Date of Award


Document Type


Degree Name

Doctor of Philosophy (PhD)




The studies presented below concern the effects of stress upon prenatal zinc deficient adult rats. One group of dams was fed a zinc deficient diet from the morning of day 14 to the morning of day 19 of the pregnancy. A second group was given the same amount of food as was eaten by their zinc deficient counterpart (pair-fed) plus water containing 50 ppm zinc, thus they were not zinc deficient but did experience starvation. A third group was fed the diet ad libitum and given the zinc-supplemented water.

Starting at 150 days of age three offspring from each of the above nutritional groups, either all male or female, were placed under stress. The stress consisted of 48 hours of food deprivation followed by 72 hours in an executive animal apparatus. This method was developed by Rice (1963) and modified to its present form by Weiss (1971). Measures of stress include: 1) weight loss during the 48 hours of food deprivation and during the 72 hours in the executive animal apparatus; 2) water consumption, wheel turns and shocks received while in the executive animal apparatus; and 3) gastric pathologies (total length and number were measured from scaled photographs of the fixed stomachs).

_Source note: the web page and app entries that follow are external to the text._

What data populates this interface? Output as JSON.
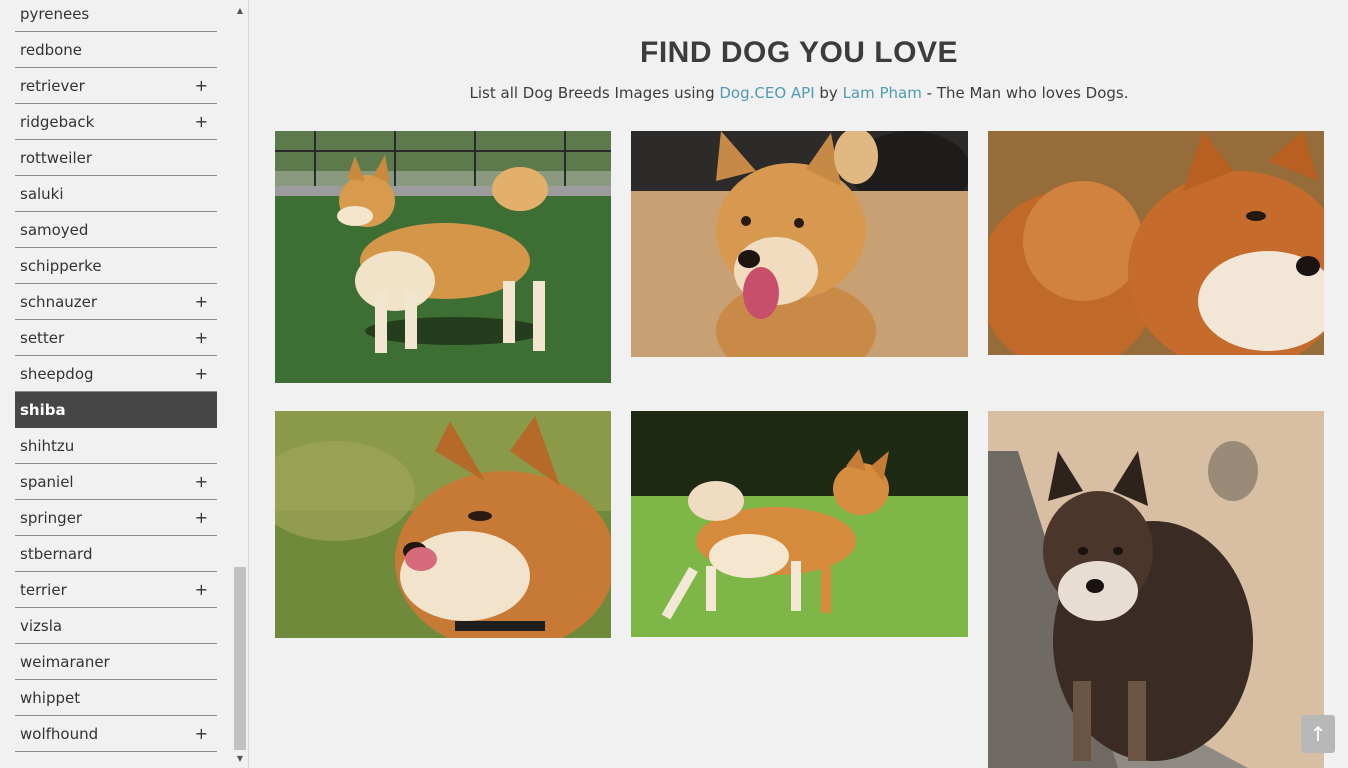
{
  "sidebar": {
    "breeds": [
      {
        "label": "pyrenees",
        "expand": ""
      },
      {
        "label": "redbone",
        "expand": ""
      },
      {
        "label": "retriever",
        "expand": "+"
      },
      {
        "label": "ridgeback",
        "expand": "+"
      },
      {
        "label": "rottweiler",
        "expand": ""
      },
      {
        "label": "saluki",
        "expand": ""
      },
      {
        "label": "samoyed",
        "expand": ""
      },
      {
        "label": "schipperke",
        "expand": ""
      },
      {
        "label": "schnauzer",
        "expand": "+"
      },
      {
        "label": "setter",
        "expand": "+"
      },
      {
        "label": "sheepdog",
        "expand": "+"
      },
      {
        "label": "shiba",
        "expand": ""
      },
      {
        "label": "shihtzu",
        "expand": ""
      },
      {
        "label": "spaniel",
        "expand": "+"
      },
      {
        "label": "springer",
        "expand": "+"
      },
      {
        "label": "stbernard",
        "expand": ""
      },
      {
        "label": "terrier",
        "expand": "+"
      },
      {
        "label": "vizsla",
        "expand": ""
      },
      {
        "label": "weimaraner",
        "expand": ""
      },
      {
        "label": "whippet",
        "expand": ""
      },
      {
        "label": "wolfhound",
        "expand": "+"
      }
    ],
    "active": "shiba"
  },
  "header": {
    "title": "FIND DOG YOU LOVE",
    "subtitle_prefix": "List all Dog Breeds Images using ",
    "api_link": "Dog.CEO API",
    "subtitle_by": " by ",
    "author_link": "Lam Pham",
    "subtitle_suffix": " - The Man who loves Dogs."
  },
  "gallery": {
    "photos": [
      {
        "name": "shiba-photo-1",
        "scene": "grass"
      },
      {
        "name": "shiba-photo-2",
        "scene": "dirt"
      },
      {
        "name": "shiba-photo-3",
        "scene": "closeup"
      },
      {
        "name": "shiba-photo-4",
        "scene": "grass-blur"
      },
      {
        "name": "shiba-photo-5",
        "scene": "lawn"
      },
      {
        "name": "shiba-photo-6",
        "scene": "sand"
      }
    ]
  },
  "back_to_top": {
    "icon": "arrow-up-icon",
    "glyph": "↑"
  },
  "colors": {
    "active_bg": "#464646",
    "link": "#4f9bb2",
    "background": "#f1f1f1"
  }
}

Zinc deficient males had less lower stomach pathology than normal rats. It was suggested that this group was culled at birth in a way that left the group less prone to lower stomach pathology. Abnormally high mortality rates observed in zinc deficient litters could make this possible.

Among executive and yoke stress groups, normally nourished ^s had fewer upper stomach pathology than either pair fed or zinc deficient _Ss.

Wheel turning and shock rates of zinc deficient rats were dramatically higher than those of normal rats. This effect was most pronounced in the females and during the first two trial blocks. The upper stomach pathology, wheel turning and shock rate findings are yet further demonstrations of performance and physical impairments resulting from malnutrition, in particular zinc deficiency.

Raw data is not appended because of the physical bulk that would be required. Data in any reasonable format will be furnished upon request by the author.